I requested this book from NetGalley, because I have a vacation planned in Venice this summer, and I knew this would get me in the mood. Not that you ever need to “get in the mood” for a trip to Italy, but there’s still snow outside my window, and I’m trying to forget it’s winter. Also, I have a fondness for Gondolas since my first trip to Venice. I had gotten a book that promised the inside track on all the cool, obscure, non-touristy things to see while I was there. One of these was a trip to a forcola maker. This, if you don’t know it, is the piece that holds the oar on the gondola. It is also, by itself, a work of art, lovingly sculpted with sensuous curves. We went to Venice, guidebook in hand (yes, exactly like the tourists we mocked), and searched for that shop. When the rain began, we ignored it; determined to have an adventure. Finally, at the point of giving up, we sought shelter under the awning of a workshop. My husband pulled out the book, and I turned around. Of course, we were standing in the forcola maker’s shop.
The beauty of that shop has stayed with me for years, and, reading this book brought it all back. The story follows the gondola maker’s son Luca, as he searches for his destiny in 16th century Venice. The skill and craftsmanship it took to fashion the boats is related in lavish detail, and is surprisingly compelling. The care that the builders take is evident, as each laborer takes a responsibility for a part of the whole.

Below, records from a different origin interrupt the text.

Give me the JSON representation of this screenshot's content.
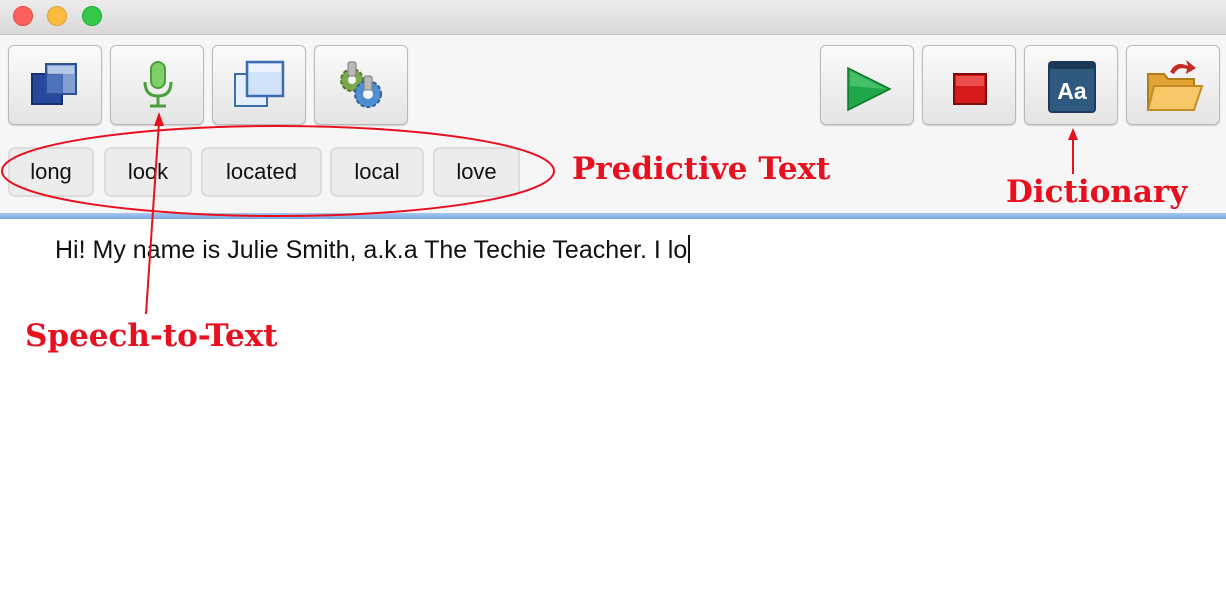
{
  "window": {
    "controls": [
      "close-button",
      "minimize-button",
      "zoom-button"
    ]
  },
  "toolbar": {
    "left_buttons": [
      {
        "name": "windows-overlay-icon"
      },
      {
        "name": "microphone-icon"
      },
      {
        "name": "window-icon"
      },
      {
        "name": "gears-icon"
      }
    ],
    "right_buttons": [
      {
        "name": "play-icon"
      },
      {
        "name": "stop-icon"
      },
      {
        "name": "dictionary-icon",
        "label": "Aa"
      },
      {
        "name": "open-folder-icon"
      }
    ]
  },
  "predictions": [
    "long",
    "look",
    "located",
    "local",
    "love"
  ],
  "document": {
    "text": "Hi! My name is Julie Smith, a.k.a The Techie Teacher. I lo"
  },
  "annotations": {
    "predictive_text": "Predictive Text",
    "dictionary": "Dictionary",
    "speech_to_text": "Speech-to-Text",
    "color": "#e8101f"
  }
}
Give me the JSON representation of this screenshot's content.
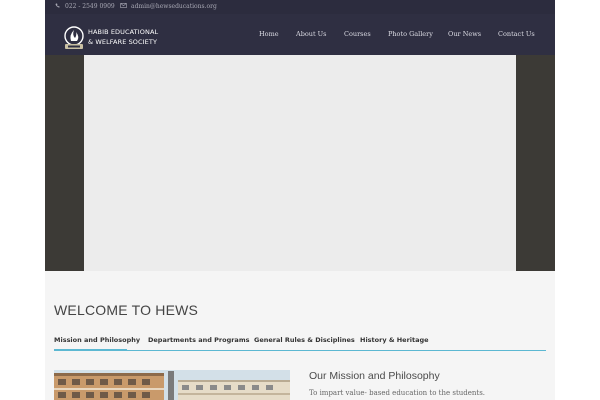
{
  "topbar": {
    "phone": "022 - 2549 0909",
    "email": "admin@hewseducations.org",
    "phone_icon": "phone-icon",
    "email_icon": "envelope-icon"
  },
  "logo": {
    "line1": "HABIB EDUCATIONAL",
    "line2": "& WELFARE  SOCIETY",
    "icon": "society-logo-emblem"
  },
  "nav": {
    "items": [
      {
        "label": "Home"
      },
      {
        "label": "About Us"
      },
      {
        "label": "Courses"
      },
      {
        "label": "Photo Gallery"
      },
      {
        "label": "Our News"
      },
      {
        "label": "Contact Us"
      }
    ]
  },
  "welcome": {
    "title": "WELCOME TO HEWS"
  },
  "tabs": [
    {
      "label": "Mission and Philosophy",
      "active": true
    },
    {
      "label": "Departments and Programs",
      "active": false
    },
    {
      "label": "General Rules & Disciplines",
      "active": false
    },
    {
      "label": "History & Heritage",
      "active": false
    }
  ],
  "mission": {
    "title": "Our Mission and Philosophy",
    "text": "To impart value- based education to the students."
  },
  "colors": {
    "topbar_bg": "#2c2c3e",
    "nav_bg": "#2f2f42",
    "hero_bg": "#3c3a36",
    "accent": "#5cb8d2"
  }
}
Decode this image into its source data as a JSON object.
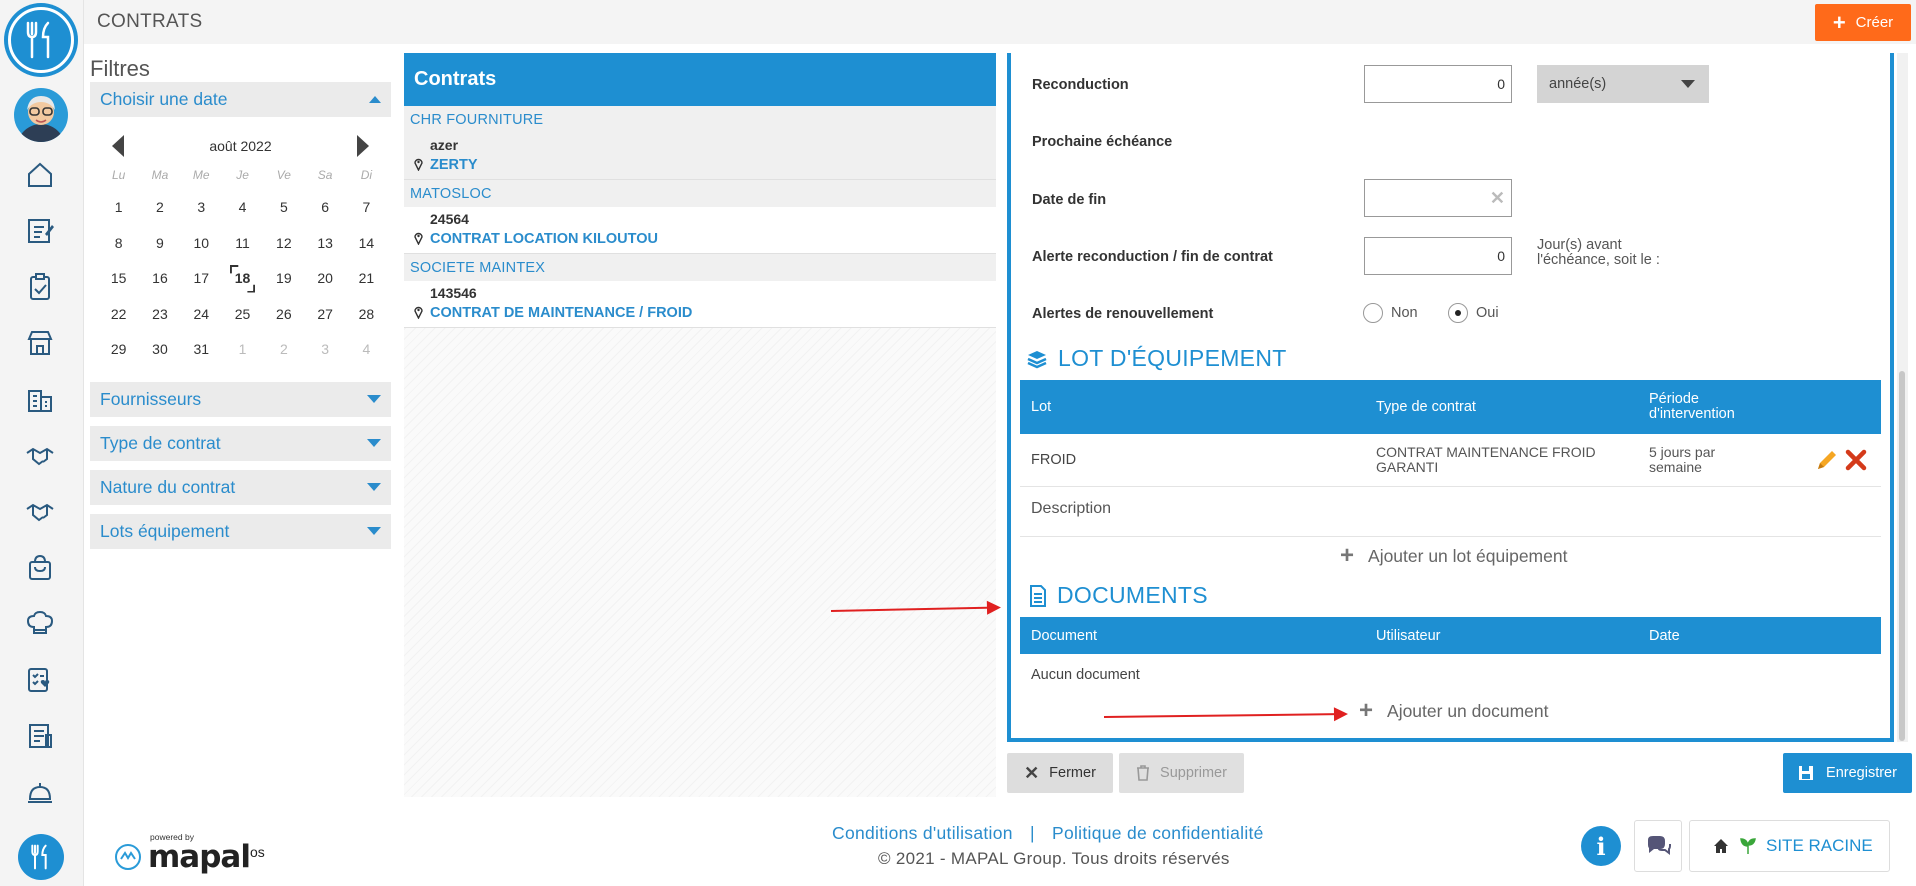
{
  "header": {
    "title": "CONTRATS",
    "create_label": "Créer"
  },
  "filters": {
    "title": "Filtres",
    "date_section": "Choisir une date",
    "calendar": {
      "month": "août 2022",
      "weekdays": [
        "Lu",
        "Ma",
        "Me",
        "Je",
        "Ve",
        "Sa",
        "Di"
      ],
      "weeks": [
        [
          "1",
          "2",
          "3",
          "4",
          "5",
          "6",
          "7"
        ],
        [
          "8",
          "9",
          "10",
          "11",
          "12",
          "13",
          "14"
        ],
        [
          "15",
          "16",
          "17",
          "18",
          "19",
          "20",
          "21"
        ],
        [
          "22",
          "23",
          "24",
          "25",
          "26",
          "27",
          "28"
        ],
        [
          "29",
          "30",
          "31",
          "1",
          "2",
          "3",
          "4"
        ]
      ],
      "selected_day": "18"
    },
    "sections": [
      "Fournisseurs",
      "Type de contrat",
      "Nature du contrat",
      "Lots équipement"
    ]
  },
  "contracts": {
    "title": "Contrats",
    "groups": [
      {
        "supplier": "CHR FOURNITURE",
        "items": [
          {
            "code": "azer",
            "name": "ZERTY"
          }
        ]
      },
      {
        "supplier": "MATOSLOC",
        "items": [
          {
            "code": "24564",
            "name": "CONTRAT LOCATION KILOUTOU"
          }
        ]
      },
      {
        "supplier": "SOCIETE MAINTEX",
        "items": [
          {
            "code": "143546",
            "name": "CONTRAT DE MAINTENANCE / FROID"
          }
        ]
      }
    ]
  },
  "detail": {
    "reconduction_label": "Reconduction",
    "reconduction_value": "0",
    "reconduction_unit": "année(s)",
    "next_due_label": "Prochaine échéance",
    "end_date_label": "Date de fin",
    "end_date_value": "",
    "alert_label": "Alerte reconduction / fin de contrat",
    "alert_value": "0",
    "alert_hint_line1": "Jour(s) avant",
    "alert_hint_line2": "l'échéance, soit le :",
    "renewal_label": "Alertes de renouvellement",
    "renewal_no": "Non",
    "renewal_yes": "Oui",
    "renewal_selected": "Oui",
    "lot_section_title": "LOT D'ÉQUIPEMENT",
    "lot_columns": [
      "Lot",
      "Type de contrat",
      "Période d'intervention"
    ],
    "lot_column3_line1": "Période",
    "lot_column3_line2": "d'intervention",
    "lot_rows": [
      {
        "lot": "FROID",
        "type_line1": "CONTRAT MAINTENANCE FROID",
        "type_line2": "GARANTI",
        "period_line1": "5 jours par",
        "period_line2": "semaine"
      }
    ],
    "description_label": "Description",
    "add_lot_label": "Ajouter un lot équipement",
    "documents_title": "DOCUMENTS",
    "doc_columns": [
      "Document",
      "Utilisateur",
      "Date"
    ],
    "no_document": "Aucun document",
    "add_document_label": "Ajouter un document"
  },
  "actions": {
    "close_label": "Fermer",
    "delete_label": "Supprimer",
    "save_label": "Enregistrer"
  },
  "footer": {
    "terms": "Conditions d'utilisation",
    "separator": "|",
    "privacy": "Politique de confidentialité",
    "copyright": "© 2021 - MAPAL Group. Tous droits réservés",
    "powered_by": "powered by",
    "brand": "mapal",
    "brand_suffix": "os",
    "site_button": "SITE RACINE"
  },
  "colors": {
    "primary": "#1e8fd2",
    "create_button": "#ff6a1a",
    "annotation_arrow": "#e02020"
  }
}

But it is not just a book about boat making. There is plenty of family drama and even a bit of romance. There are opulent parties and threadbare accommodations, all ranges of wealth within the confines of this strange and miraculous city. I especially loved the costume maker, who supplied people with fabulous party clothes on a rental basis. Not sure how much that cost, but it was way ahead of its time.

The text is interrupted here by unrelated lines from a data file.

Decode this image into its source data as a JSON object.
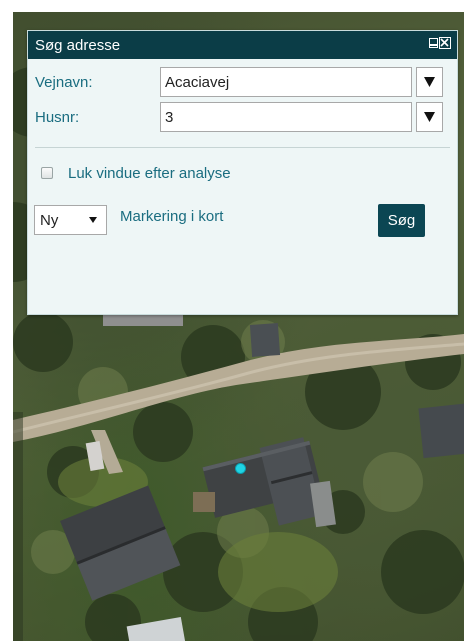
{
  "dialog": {
    "title": "Søg adresse",
    "fields": [
      {
        "label": "Vejnavn:",
        "value": "Acaciavej"
      },
      {
        "label": "Husnr:",
        "value": "3"
      }
    ],
    "close_after_analysis_label": "Luk vindue efter analyse",
    "close_after_analysis_checked": false,
    "mode_select_value": "Ny",
    "marking_link": "Markering i kort",
    "search_button": "Søg"
  },
  "colors": {
    "header": "#0b3d47",
    "label_text": "#1a6d80",
    "button": "#0b4653",
    "marker": "#1fd4e4"
  }
}
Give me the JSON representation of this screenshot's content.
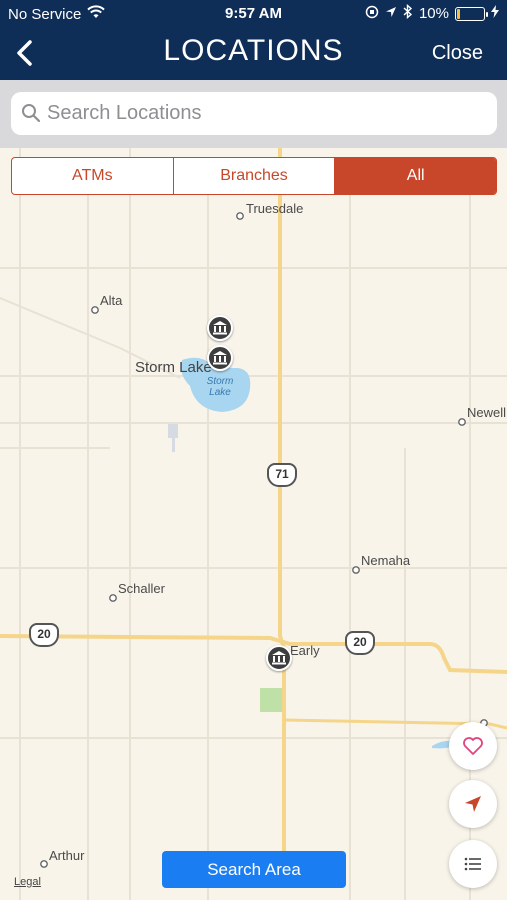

After leaving his family and a few short-lived positions, Luca takes refuge as a boatman for an artist. This provides an inside look at the position of the artist in this society — a person revered, but really just on the fringes of the wealthy nobles who are his clients. It also gives us a peek into the life of the boatmen, who glide around Venice, communicating in a vast language of gestures that only the boatmen share.

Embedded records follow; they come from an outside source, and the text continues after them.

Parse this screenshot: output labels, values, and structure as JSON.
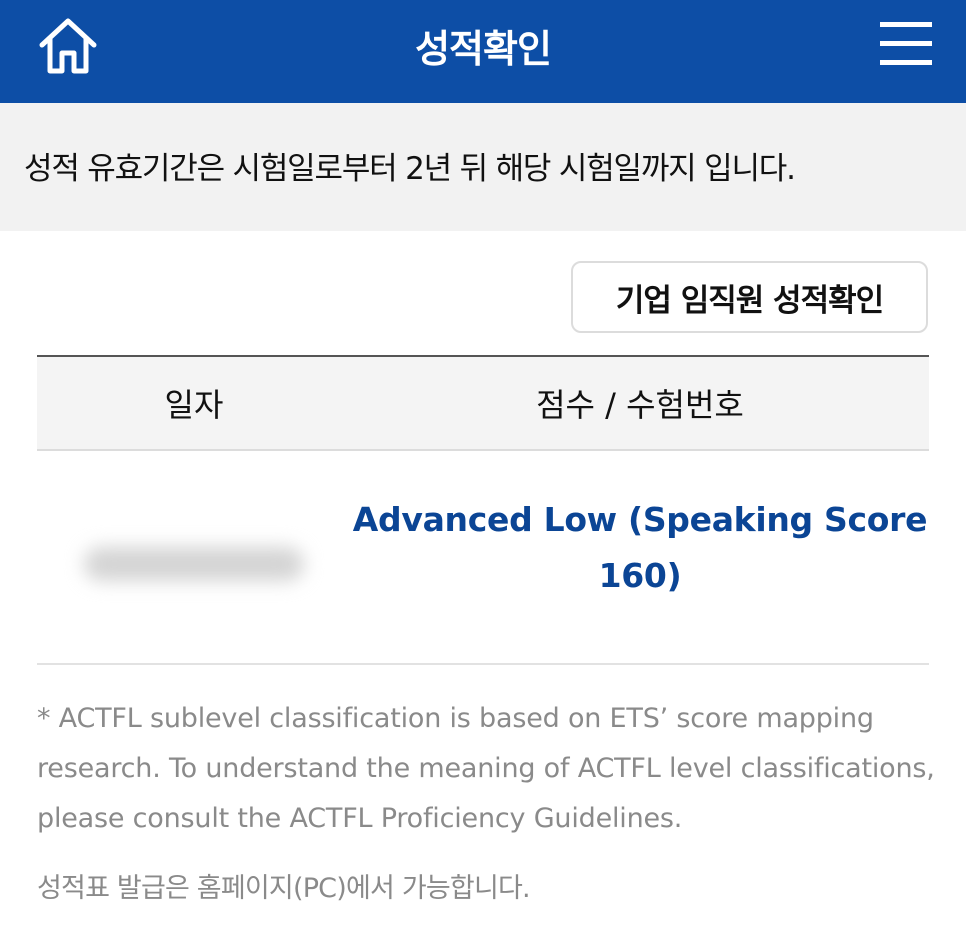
{
  "header": {
    "title": "성적확인",
    "home_icon": "home-icon",
    "menu_icon": "hamburger-menu-icon"
  },
  "notice": {
    "text": "성적 유효기간은 시험일로부터 2년 뒤 해당 시험일까지 입니다."
  },
  "corporate_button": {
    "label": "기업 임직원 성적확인"
  },
  "table": {
    "headers": {
      "date": "일자",
      "score": "점수 / 수험번호"
    },
    "rows": [
      {
        "score": "Advanced Low (Speaking Score 160)"
      }
    ]
  },
  "footnote": {
    "text": "* ACTFL sublevel classification is based on ETS’ score mapping research. To understand the meaning of ACTFL level classifications, please consult the ACTFL Proficiency Guidelines."
  },
  "issue_note": {
    "text": "성적표 발급은 홈페이지(PC)에서 가능합니다."
  },
  "colors": {
    "header_bg": "#0d4ea6",
    "score_text": "#0b4595",
    "notice_bg": "#f2f2f2",
    "muted_text": "#8a8a8a"
  }
}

The thing about this story is that, while the characters are an interesting and motley crew, the gondola is truly the living, breathing, heart of this book. The love and craft that is poured into each boat is evident in the detail, and every descriptive phrase brought it to life. I am sure that when I return to Venice this summer, I will see the city in a whole new light. And, even if you aren’t able to take the trip, reading this book will almost make you feel as if you had.